Mother, a U.S. citizen, and Father, a citizen of both France and the U.S., were married in Teton County after executing a prenuptial agreement. The parties subsequently became the parents of twins through surrogacy. In 2011, Mother filed for divorce in the Teton County district court. Father then moved to France. The trial court entered a decree that divided the parties' property in accordance with the prenuptial agreement and awarded Mother sole custody of the children. The Supreme Court affirmed, holding that the district court did not err in (1) determining that it had jurisdiction to resolve the parties' custody dispute; and (2) declining to assign any significant weight to the children's possible dual citizenship in making its custody and visitation determination.
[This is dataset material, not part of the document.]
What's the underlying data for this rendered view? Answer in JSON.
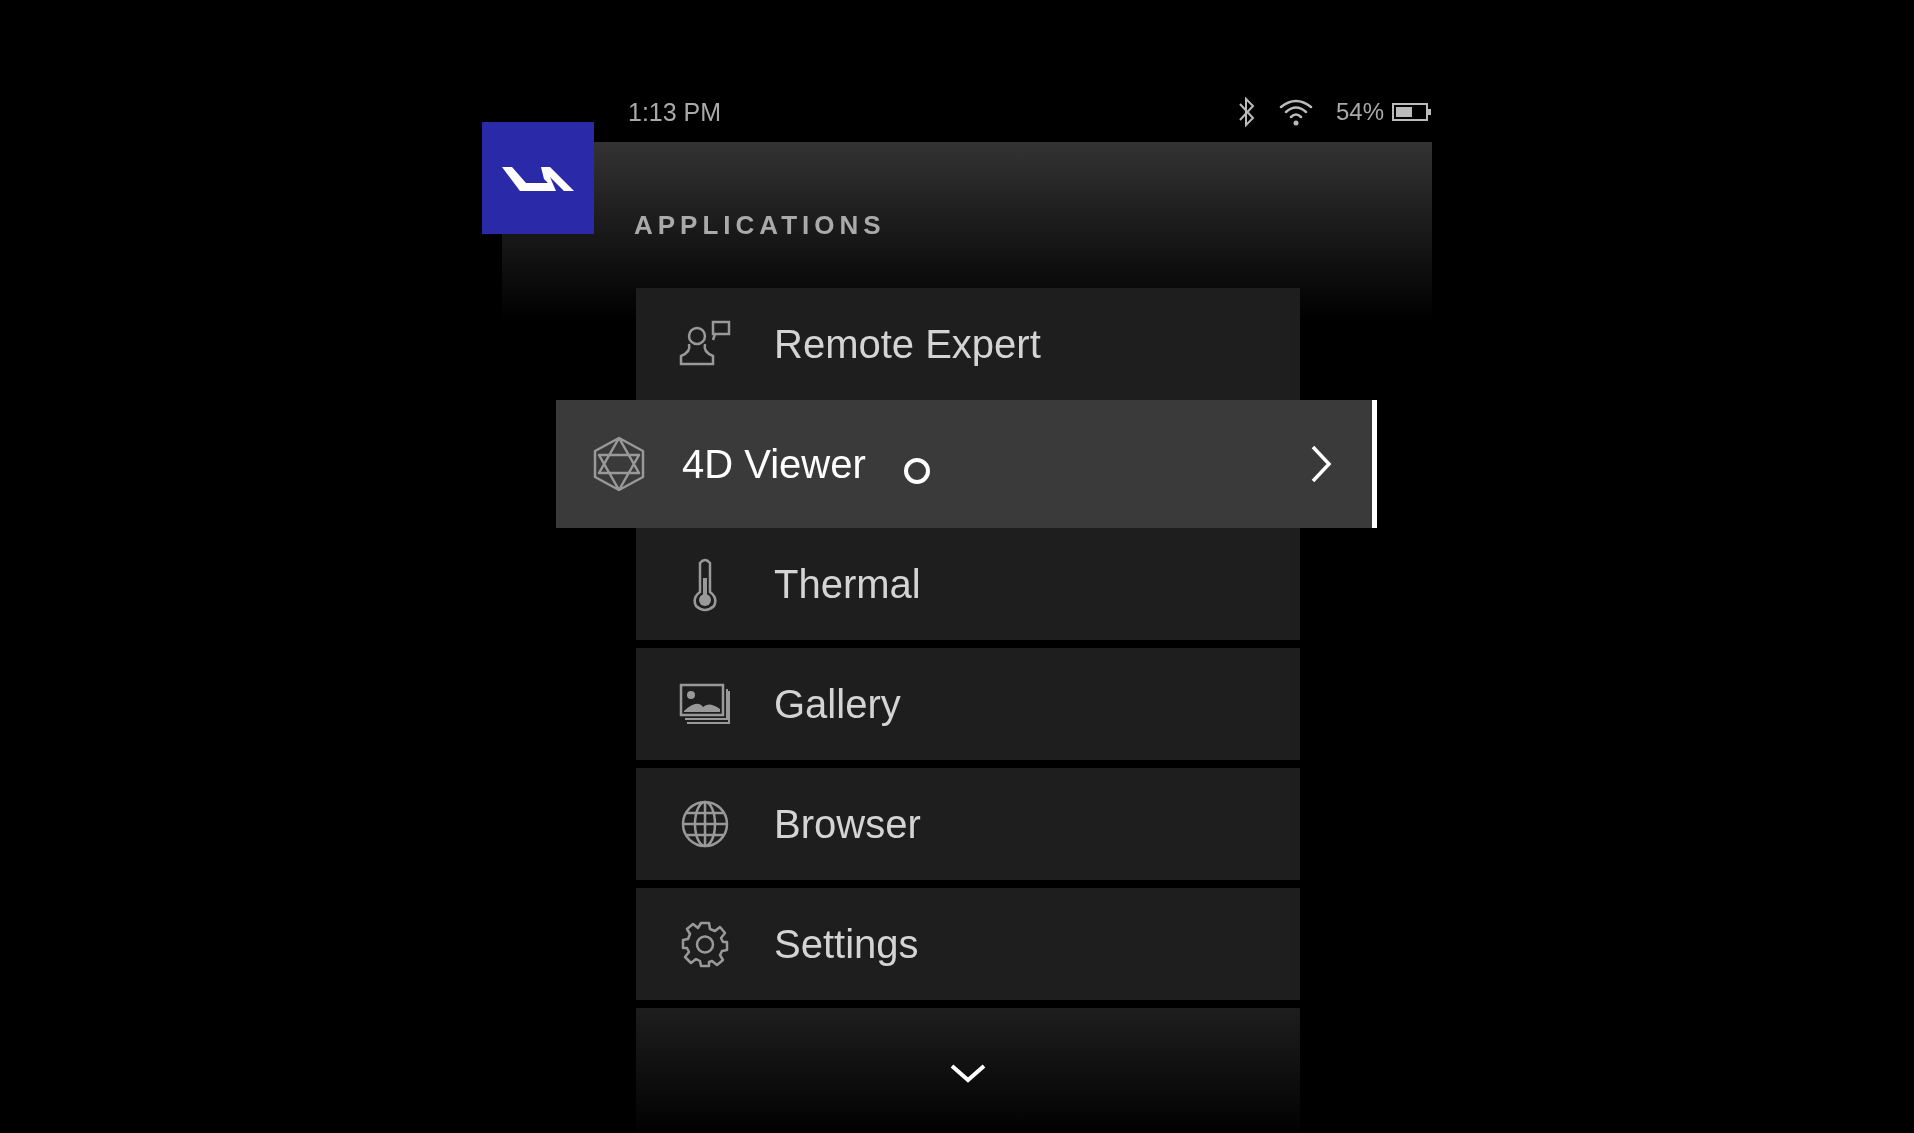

For the opinion, please click here.


January 2, 2014 | Permalink | Comments (0) | TrackBack (0)

2013 Research on Divorce

From Huffington Post:

What causes a marriage to fall apart?

There is definitely no one right answer -- but there is plenty of research offering suggestions. We gathered some of the most interesting facts published about divorce in 2013. Check them out below.

Read more here.


Hat Tip: Naomi Cahn

January 2, 2014 in Current Affairs | Permalink | Comments (0) | TrackBack (0)

Wednesday, January 1, 2014

Happy New Year

January 1, 2014 | Permalink | Comments (0) | TrackBack (0)

Tuesday, December 31, 2013

Lambda Legal and ACLU of Illinois Expedite Marriage for Same-sex Couples Facing Urgent Medical Circumstances


A federal court ordered the Cook County Clerk's office to immediately issue marriage licenses to all Illinois same-sex couples who, because of a life-threatening illness, cannot wait until next summer to get married. The order comes after three Illinois couples were granted emergency marriage license applications because one of the partners has a terminal illness. Starting today, couples may marry before June 1, 2014, if they provide a doctor's declaration stating that one or both of them has a life-threatening illness.

The order provides a streamlined process for couples in similarly urgent medical circumstances, allowing a physician to evaluate a person's illness to determine if an emergency marriage license is needed and appropriate. The order allows couples to get the protections and responsibilities of marriage without having to go through a legal and possibly public process during a time when privacy and calm is of utmost importance.

For the full text of the article, click here.


December 31, 2013 | Permalink | Comments (0) | TrackBack (0)